Thunder from Down Under - By James Weekes
It was a very long journey down under to compete in yet another world championship road cycling event .After been airborne for some 30 hours we finally touched down in Australia, then it hit me, I was not upside down after all. We arrived three days before the event to acclimatize, but our biggest struggle was switching from 94 degrees to 40 degrees. We rode around a couple of times absorbing the surroundings keeping an eye out for kangaroos while getting in some last minute rides in final preparation for the race. It still amazes me that we actually did a time travel into the future, I was able to call back home and say what the next day felt like, so I was calling from the future back in time.
Race day came with a rush of excitement that was overwhelming. The anticipation of being lined up with the most famous and best guys in the sport was enough to make my knees weak. As I did my final preparation in my little area called a box, this was selected space under a huge tent divided into sections so each team could have their own semi-private spot. This was used for warming up and any fine tuning we had to do before heading out on the worlds stage to compete in the worlds championship ITT cycle race with a distance of 45km where your preparation was put to the ultimate test.
My name was first on the list which meant I got the liberty of going first and taking all the media and with me. St. Kitts/Nevis was the first to greet the thousands of spectators as they all cheered and took pictures as I entered the starting ramp. The crowd was shouting out “let’s go Weekes or let’s go James” as I mounted my bike. I soon phase out all back ground noises as I focus on the timer and the final beep of the clock in 5, 4, 3, 2, 1, with heart body mind and soul St. Kitts/Nevis was leading the world championship ITT race in Melbourne Australia with the world’s TV stations and reporters capturing every second of this historical moment. As my heart beat the inside of my chest as if there was not enough room to contain it, one thing was on my mind, the pain is temporary. In about six kilometers I faced the hills and they came quick and lingered long, but with the deafening cheers from the fans kept me going like the little train over the hill. “Lets go Weekesey, come on James, don’t let him catch you,” was all I could hear while my heart was about to blow up and my lungs were hanging out my mouth. By the time I was done with the hills it was a rolling course back to the start finish with a two hundred meter steady climb to the finish line. But we had to double the recipe because this was a two lap course so I added more ingredients and charged the second half with everything I had, no guts no glory. The cheers got louder and I got faster. By the time I was done I had nothing left but a voice to greet the many fans and sign autographs which made me feel like a star.
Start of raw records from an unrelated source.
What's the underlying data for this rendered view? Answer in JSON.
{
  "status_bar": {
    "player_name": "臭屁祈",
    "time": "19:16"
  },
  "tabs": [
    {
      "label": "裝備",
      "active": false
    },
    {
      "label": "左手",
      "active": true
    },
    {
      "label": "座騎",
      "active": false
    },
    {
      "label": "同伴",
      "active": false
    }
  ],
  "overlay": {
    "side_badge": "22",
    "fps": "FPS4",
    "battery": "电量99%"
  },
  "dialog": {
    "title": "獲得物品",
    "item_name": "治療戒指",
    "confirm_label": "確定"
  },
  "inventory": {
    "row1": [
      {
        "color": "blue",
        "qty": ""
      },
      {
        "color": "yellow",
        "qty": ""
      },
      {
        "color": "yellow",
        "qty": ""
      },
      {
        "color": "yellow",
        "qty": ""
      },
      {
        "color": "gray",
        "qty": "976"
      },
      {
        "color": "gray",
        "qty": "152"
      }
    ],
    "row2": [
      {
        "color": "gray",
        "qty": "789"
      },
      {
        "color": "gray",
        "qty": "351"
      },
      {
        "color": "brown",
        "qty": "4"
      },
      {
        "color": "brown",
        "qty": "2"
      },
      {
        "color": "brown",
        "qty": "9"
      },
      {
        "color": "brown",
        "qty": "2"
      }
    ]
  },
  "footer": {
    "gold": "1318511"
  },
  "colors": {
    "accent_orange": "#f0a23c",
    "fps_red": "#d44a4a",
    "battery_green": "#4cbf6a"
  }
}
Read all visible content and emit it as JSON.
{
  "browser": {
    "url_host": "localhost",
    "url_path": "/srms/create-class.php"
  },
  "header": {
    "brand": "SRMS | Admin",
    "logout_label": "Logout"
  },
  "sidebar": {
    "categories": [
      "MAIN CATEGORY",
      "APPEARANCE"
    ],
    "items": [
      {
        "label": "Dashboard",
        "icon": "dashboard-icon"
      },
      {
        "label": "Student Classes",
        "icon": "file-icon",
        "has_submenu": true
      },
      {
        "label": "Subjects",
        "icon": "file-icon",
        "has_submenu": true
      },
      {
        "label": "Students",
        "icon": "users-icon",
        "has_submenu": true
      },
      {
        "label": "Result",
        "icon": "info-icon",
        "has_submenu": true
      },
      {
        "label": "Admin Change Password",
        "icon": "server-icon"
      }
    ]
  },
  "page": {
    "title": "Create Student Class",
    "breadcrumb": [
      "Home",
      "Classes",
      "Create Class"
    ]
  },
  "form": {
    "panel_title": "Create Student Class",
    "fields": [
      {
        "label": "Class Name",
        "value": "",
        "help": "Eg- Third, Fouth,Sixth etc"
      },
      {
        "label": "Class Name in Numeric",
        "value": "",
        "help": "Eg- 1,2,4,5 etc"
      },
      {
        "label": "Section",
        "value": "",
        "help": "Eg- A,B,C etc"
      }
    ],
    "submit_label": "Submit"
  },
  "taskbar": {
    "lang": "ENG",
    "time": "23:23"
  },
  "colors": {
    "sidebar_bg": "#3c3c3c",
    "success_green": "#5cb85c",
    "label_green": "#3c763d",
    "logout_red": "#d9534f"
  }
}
This went on for the rest of the days, even walking through town I would hear shouts of my name or St. Kitts/Nevis and that would mean someone wanted a picture with us and or autograph. We flew our national flag as high as we could, now not only the Aussies know we exist but the larger part of the world now know of a twin island federation called St. Kitts/Nevis.